I don’t regret purchasing this book. This book covers some great content while guiding you through the pages. I find it futile to continue development without having some knowledge of design and usability of a site.
Before I read this, I assumed that every user was just like myself. Come to find out, I assumed a lot of things about the users that visited my sites - I was totally wrong.
After you read this book, you will notice certain things about sites, while you create webpages you will have a voice in the back of your head concurrently guiding every key stroke to deliver a page that is built the way you want it but also the way potential users would want it.
Click the link and checkout some of the reviews and details about the book as mine does not do justice.
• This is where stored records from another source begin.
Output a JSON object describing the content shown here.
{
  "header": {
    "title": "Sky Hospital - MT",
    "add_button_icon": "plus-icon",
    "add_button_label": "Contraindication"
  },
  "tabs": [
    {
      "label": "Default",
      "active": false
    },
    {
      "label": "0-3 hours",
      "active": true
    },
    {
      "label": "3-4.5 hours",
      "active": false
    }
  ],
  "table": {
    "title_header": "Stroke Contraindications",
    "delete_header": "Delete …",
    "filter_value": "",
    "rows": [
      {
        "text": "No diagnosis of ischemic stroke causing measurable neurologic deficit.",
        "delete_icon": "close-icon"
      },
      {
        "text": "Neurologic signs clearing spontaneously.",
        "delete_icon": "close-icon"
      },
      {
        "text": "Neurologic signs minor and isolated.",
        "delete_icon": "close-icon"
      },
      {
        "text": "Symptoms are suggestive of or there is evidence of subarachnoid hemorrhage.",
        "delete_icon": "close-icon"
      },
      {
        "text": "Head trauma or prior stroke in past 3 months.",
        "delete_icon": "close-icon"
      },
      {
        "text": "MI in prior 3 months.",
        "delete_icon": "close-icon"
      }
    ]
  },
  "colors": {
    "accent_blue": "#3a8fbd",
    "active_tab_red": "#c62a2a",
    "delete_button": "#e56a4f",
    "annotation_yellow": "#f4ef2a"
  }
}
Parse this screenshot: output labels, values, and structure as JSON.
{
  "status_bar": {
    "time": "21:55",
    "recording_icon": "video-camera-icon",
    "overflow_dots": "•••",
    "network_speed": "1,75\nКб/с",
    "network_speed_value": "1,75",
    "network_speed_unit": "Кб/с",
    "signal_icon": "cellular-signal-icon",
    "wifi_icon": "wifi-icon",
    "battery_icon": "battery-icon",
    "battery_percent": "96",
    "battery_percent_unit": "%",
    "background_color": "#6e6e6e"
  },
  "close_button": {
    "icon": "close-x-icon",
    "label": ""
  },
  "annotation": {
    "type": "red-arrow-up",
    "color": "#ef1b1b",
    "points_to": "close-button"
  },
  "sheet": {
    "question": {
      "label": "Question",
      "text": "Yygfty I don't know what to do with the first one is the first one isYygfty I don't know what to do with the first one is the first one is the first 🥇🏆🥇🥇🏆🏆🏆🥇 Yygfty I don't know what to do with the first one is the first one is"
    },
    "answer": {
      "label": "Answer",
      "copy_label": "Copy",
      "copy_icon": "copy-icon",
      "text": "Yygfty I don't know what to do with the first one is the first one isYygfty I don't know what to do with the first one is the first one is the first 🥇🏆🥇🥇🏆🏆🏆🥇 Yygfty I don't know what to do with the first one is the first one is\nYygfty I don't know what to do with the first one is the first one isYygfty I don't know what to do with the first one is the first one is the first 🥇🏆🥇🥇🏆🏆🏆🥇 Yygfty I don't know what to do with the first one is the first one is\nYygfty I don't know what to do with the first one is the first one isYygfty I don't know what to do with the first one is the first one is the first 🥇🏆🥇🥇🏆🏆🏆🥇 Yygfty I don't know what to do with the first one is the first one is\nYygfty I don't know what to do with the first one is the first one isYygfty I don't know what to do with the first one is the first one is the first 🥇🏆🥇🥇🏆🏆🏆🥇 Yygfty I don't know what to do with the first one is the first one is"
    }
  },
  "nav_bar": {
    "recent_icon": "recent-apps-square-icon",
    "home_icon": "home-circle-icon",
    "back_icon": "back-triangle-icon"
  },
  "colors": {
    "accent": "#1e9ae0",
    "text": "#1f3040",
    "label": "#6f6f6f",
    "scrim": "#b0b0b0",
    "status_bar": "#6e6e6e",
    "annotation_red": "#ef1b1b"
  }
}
@michaelhenderson I agree with you, “Don’t make me think” is a great book with valuable insights. I read it a while ago when it first came out and my eyes were open, so to speak(I need to read the latest version, I just skimmed it through) It’s easy to get caught up designing websites based on our experience when we suppose to be designing websites that suit the user.
In my opinion this book is in a 3-way tie for the best book to open your mind to the benefits of design with tech (the other two being Don Norman’s “Design of Everyday Things” and Kathy Sierra’s “Badass: Making Users Awesome”).
Great idea reviewing this here! Any camper would level-up in a big way from reading this book.
I’m finishing it up now and really like it. Some of it falls into the, “Well, duh, that’s kind of obvious.” - obvious, of course, once you’ve been presented with it. It was also interesting to think about how different forces within the “company” will push for different things, some of which will hurt the user experience. It’s nice to be reminded that the user should come first.
Of all the books I’ve read on web pages, this is by and far the easiest to read and fills a very important hole that all those other books (coding) ignore.